Then it’s over. The house lights go up, the roadies hustle out onto the stage to break down the set, the crowd begins filing out. There’s a gentle murmur and some quiet laughter among the revelers as they filter past you and your wife, sitting for awhile to take it easy before heading to the parking lot. The silence now seems loud; it’s the aftermath, the still-point, the vacuum created when the music, the noise, has drifted, dissipated into the heavens. You feel tired and peaceful, a little bit emptied, your senses surprisingly sharp.
You and your wife soon join the others slowly exiting, moving through the gates, along the sidewalk to cross the bridge across the White River to the parking lot. The full moon is low now in the western sky, scrolling west, maybe up over Iowa by now. Nebraska? Who knows. But people all over the world are looking at this same moon from a billion vantage points right at this very moment. Your wife’s hand is in yours. There’s a gentle gaggle of teenagers just up ahead, boys and girls together. Some are paired off, talking in hushed and private tones. Others jockey within the pack; there’s some laughter and teasing back and forth, as a few boys joust for attention and rank.
Some—maybe eight or so—carry lavender glow sticks, those fluorescent batons of light that appear as colossal purple lightning bugs bobbing and weaving up ahead. Then your eye spies one sailing like a flare through the nighttime sky, performing a shooting-star arc as it falls softly into the river. Then another. And then you see the target. Everyone stops. Out in the river is a concrete buttress left behind after a span of bridge was removed. The teens are heaving their glow sticks in hopes of planting one on the shadowy monolith standing mid-river some 50 feet away. Some rods land and bounce but tumble into the blackened river. Some never make it; they sail into the brink. A few land successfully, find rest, glow like eels in the night. Others continue to soar in the air, rising rapidly, peaking, losing their momentum, then—gravity-bound—dropping heedlessly below.
When all are thrown, the little mob of high-schoolers moves on, and you and your wife hang back, letting them regain their distance. You watch the glow sticks, mainly the ones swimming in the water, drifting downstream, dipping and bending aimlessly in the gentle current. You stand there for a moment, feel the breeze, look at the few stars in the summery sky whose gossamer clouds reflect the lunar radiance. You watch until the driftwood glow sticks are nearly out of sight. And you figure, when their light is dim to disappearing, that it’s time to move on. Can’t stand here all night. Places to go, people and things to take care of.
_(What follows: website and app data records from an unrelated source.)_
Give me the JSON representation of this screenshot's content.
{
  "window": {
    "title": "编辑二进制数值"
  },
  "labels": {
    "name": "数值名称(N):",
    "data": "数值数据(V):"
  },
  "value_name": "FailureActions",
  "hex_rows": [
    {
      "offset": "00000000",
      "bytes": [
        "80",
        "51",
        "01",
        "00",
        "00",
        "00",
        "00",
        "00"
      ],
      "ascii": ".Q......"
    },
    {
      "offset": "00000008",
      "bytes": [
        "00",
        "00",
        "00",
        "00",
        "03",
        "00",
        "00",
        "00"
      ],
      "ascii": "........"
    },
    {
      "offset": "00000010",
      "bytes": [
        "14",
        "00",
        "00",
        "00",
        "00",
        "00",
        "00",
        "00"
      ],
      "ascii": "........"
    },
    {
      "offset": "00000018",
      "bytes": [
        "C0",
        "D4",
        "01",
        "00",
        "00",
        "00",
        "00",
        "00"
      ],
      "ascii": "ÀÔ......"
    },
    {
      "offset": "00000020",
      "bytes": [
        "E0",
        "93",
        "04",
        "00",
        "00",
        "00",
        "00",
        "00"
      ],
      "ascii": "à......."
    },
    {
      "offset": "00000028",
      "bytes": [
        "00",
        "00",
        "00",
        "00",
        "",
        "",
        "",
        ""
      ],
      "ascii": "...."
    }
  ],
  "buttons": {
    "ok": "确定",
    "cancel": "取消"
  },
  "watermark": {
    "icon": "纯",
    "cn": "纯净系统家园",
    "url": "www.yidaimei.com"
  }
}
But what a night it’s been. A pleasant surprise, a refuge and escape, a communal celebration that had you so engaged, so immersed in the moment, so carried away that you got to forget. For hours you did not think of Iraq or Afghanistan, the politics of anger and arrogance, the trouble with America, the poverty and hopelessness of sub-Saharan Africa. You did not puzzle over the misdirections of the world’s religions or fret over global warming or even, really, think much about yourself. Instead, for a bunch of hours one hot August night in the middle of Indiana, you got to ride on the wind, to join a party that sang only of fun and friends, innocence and coming together, to swim in the music of deliverance, respite and balm—to bask in a little bit of hope in a world full of trouble.
Kerry Temple is editor of this magazine.